What this task involves: Where does the string "step" appear in the material? Copy each line that holds it.

════

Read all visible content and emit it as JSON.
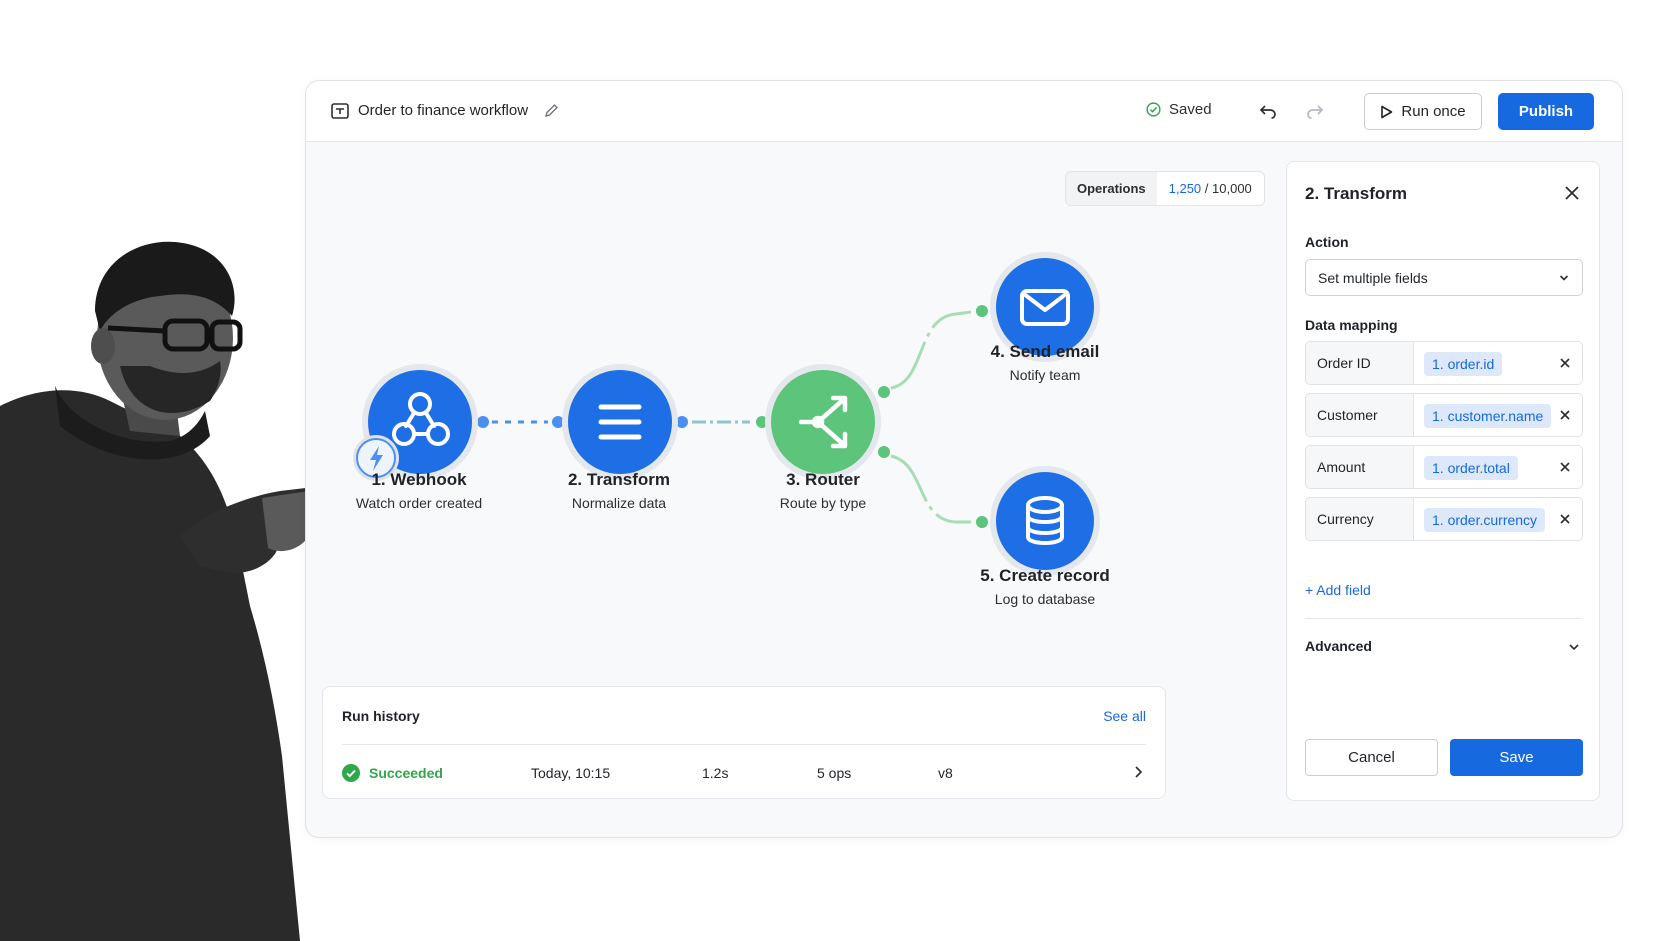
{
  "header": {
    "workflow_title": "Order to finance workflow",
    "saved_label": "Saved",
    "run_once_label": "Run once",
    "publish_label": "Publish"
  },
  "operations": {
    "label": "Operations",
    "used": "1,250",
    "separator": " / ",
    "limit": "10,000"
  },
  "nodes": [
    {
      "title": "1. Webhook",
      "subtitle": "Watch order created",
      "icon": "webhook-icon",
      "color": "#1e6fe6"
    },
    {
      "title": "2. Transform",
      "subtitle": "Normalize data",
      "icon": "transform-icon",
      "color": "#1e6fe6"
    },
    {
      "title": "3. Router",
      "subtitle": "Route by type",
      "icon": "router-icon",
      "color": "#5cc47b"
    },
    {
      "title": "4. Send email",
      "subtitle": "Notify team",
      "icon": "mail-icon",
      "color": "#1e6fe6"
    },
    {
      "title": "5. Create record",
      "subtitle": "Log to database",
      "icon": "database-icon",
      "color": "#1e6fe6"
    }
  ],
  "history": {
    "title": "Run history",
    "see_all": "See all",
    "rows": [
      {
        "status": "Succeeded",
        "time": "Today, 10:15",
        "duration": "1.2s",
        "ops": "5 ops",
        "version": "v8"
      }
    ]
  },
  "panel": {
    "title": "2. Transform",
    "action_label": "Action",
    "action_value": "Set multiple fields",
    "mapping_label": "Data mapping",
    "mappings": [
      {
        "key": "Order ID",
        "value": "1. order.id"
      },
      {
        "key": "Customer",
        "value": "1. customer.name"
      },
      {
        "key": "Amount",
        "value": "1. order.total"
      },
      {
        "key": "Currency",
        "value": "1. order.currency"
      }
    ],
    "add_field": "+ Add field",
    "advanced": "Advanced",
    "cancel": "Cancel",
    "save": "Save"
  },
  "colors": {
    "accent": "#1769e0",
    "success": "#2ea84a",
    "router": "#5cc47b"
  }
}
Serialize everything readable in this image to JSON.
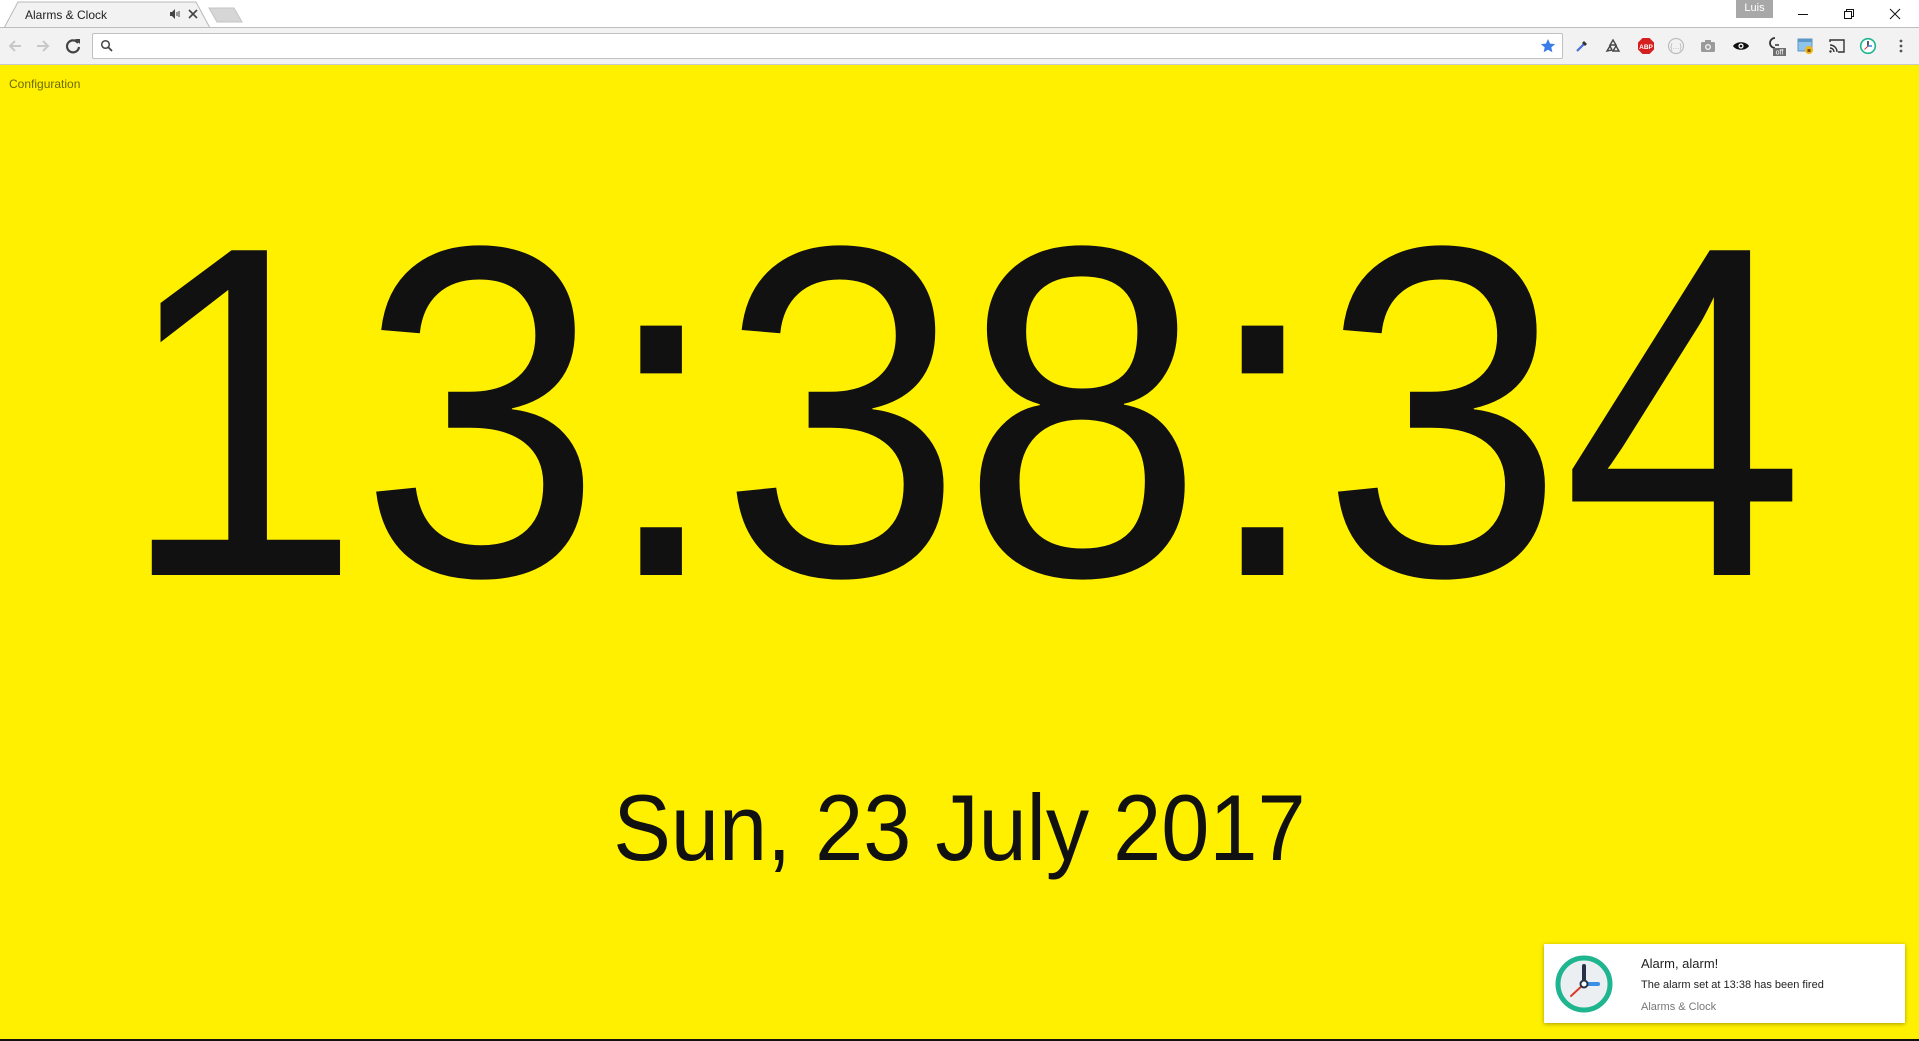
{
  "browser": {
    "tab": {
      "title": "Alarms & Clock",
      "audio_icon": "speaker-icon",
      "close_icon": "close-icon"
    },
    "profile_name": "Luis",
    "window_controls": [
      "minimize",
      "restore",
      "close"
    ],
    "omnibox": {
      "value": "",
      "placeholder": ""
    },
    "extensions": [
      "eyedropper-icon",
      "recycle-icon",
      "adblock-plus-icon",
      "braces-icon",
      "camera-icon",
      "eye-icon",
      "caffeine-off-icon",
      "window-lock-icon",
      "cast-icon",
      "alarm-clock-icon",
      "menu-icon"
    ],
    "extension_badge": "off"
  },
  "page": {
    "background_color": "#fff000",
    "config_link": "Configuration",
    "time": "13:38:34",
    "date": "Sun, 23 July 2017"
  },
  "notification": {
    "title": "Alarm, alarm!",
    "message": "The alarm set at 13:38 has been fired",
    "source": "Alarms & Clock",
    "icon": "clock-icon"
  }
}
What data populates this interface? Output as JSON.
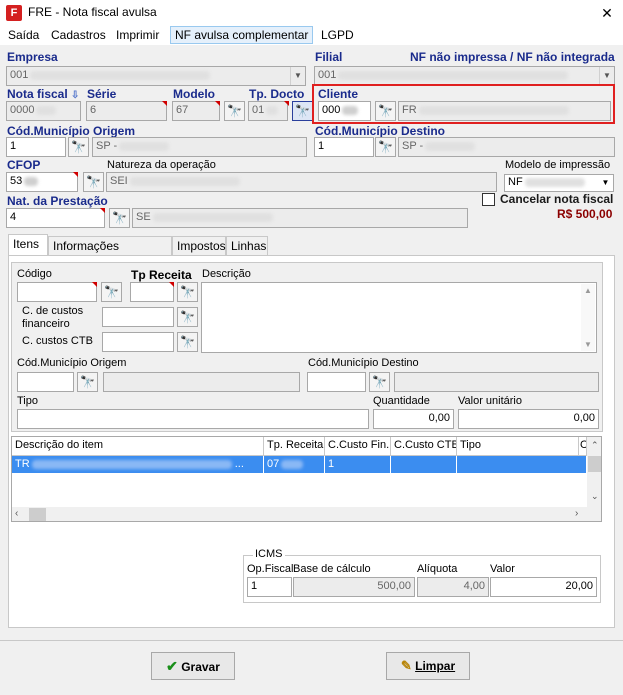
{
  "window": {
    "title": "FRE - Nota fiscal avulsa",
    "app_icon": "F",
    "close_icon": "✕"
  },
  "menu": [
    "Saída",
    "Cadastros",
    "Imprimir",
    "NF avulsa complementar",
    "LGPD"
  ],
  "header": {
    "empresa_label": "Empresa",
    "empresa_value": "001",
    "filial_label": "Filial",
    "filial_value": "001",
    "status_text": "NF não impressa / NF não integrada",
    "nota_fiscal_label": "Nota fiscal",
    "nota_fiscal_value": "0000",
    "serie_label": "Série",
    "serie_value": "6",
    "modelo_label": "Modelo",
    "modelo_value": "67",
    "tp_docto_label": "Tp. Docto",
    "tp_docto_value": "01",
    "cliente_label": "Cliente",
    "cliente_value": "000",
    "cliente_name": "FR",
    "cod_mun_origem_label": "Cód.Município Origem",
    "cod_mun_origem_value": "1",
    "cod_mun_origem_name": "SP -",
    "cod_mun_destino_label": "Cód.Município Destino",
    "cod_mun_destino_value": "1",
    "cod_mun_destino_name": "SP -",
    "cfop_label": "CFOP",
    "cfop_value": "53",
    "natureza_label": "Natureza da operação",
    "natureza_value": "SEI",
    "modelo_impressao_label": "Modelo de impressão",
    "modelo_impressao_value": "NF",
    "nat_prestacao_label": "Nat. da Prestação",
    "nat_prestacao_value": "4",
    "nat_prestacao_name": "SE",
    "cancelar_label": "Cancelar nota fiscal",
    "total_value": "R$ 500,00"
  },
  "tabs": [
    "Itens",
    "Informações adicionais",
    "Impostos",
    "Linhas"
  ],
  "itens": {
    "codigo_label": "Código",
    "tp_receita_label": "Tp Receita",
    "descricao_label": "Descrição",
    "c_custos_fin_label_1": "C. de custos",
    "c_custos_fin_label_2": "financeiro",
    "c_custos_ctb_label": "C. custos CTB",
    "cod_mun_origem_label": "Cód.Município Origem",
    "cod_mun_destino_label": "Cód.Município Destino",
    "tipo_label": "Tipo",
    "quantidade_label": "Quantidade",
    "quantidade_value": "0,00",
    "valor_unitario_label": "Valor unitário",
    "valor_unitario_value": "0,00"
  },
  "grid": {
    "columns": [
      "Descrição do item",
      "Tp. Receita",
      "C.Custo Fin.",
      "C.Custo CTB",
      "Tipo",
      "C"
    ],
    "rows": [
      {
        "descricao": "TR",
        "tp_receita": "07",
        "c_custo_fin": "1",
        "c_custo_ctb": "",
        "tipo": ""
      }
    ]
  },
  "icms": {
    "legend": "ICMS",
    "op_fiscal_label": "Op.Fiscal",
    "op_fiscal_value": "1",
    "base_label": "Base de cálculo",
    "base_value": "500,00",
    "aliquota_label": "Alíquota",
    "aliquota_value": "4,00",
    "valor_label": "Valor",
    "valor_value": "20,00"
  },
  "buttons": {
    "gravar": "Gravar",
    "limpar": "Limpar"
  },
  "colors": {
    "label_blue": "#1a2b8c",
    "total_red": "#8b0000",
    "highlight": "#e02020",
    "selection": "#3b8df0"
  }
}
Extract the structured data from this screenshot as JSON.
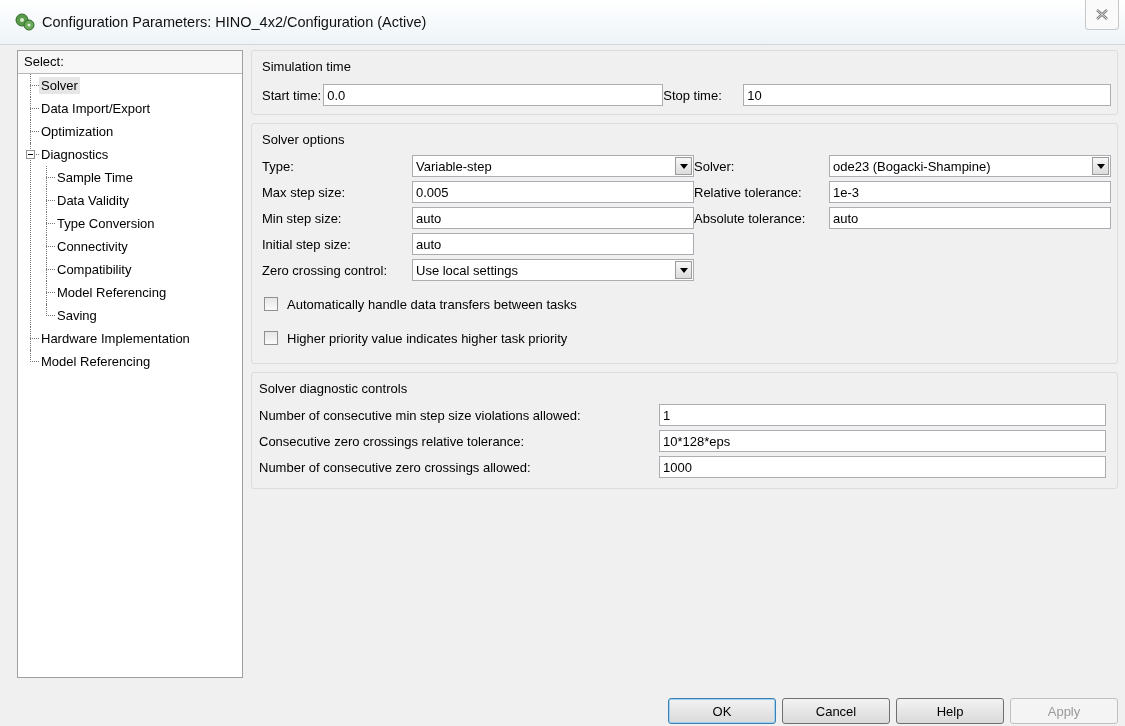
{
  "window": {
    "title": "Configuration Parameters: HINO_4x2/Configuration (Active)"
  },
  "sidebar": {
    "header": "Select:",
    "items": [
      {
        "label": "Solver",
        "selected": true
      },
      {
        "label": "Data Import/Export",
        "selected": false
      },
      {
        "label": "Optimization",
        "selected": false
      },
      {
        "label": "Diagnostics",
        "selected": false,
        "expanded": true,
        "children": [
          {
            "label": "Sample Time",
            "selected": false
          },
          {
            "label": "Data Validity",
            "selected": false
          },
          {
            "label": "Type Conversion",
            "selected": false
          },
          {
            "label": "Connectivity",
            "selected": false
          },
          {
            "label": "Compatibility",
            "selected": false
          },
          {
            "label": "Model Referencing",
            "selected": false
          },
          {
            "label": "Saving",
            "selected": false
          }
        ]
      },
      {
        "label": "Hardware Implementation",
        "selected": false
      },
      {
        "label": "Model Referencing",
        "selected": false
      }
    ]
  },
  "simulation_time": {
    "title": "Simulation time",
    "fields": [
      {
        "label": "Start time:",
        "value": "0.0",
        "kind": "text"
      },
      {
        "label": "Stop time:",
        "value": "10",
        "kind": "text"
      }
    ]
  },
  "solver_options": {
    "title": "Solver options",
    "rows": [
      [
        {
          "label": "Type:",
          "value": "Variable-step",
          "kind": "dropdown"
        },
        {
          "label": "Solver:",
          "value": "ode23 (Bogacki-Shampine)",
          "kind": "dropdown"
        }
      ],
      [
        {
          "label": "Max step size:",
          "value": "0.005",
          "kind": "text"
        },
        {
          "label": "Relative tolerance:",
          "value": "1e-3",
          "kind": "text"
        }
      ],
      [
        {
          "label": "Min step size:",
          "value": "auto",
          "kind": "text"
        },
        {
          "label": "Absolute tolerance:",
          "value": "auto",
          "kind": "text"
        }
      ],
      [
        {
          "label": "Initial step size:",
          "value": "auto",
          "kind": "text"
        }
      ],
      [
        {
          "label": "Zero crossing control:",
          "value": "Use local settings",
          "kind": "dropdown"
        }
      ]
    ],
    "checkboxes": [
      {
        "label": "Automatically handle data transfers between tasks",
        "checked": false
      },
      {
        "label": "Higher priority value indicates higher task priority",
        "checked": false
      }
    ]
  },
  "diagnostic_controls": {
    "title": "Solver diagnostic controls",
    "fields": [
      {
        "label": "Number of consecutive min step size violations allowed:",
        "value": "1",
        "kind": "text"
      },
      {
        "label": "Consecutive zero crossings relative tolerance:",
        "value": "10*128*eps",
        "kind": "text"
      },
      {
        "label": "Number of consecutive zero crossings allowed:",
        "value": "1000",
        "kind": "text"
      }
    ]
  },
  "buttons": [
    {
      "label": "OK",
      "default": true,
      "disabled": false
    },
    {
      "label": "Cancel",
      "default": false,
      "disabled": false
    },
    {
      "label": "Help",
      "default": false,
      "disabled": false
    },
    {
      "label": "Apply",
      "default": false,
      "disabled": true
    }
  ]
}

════

Task response:
          "value": "Variable-step",
          "label": "Max step size:",
          "label": "Min step size:",
          "label": "Initial step size:",
        "label": "Number of consecutive min step size violations allowed:",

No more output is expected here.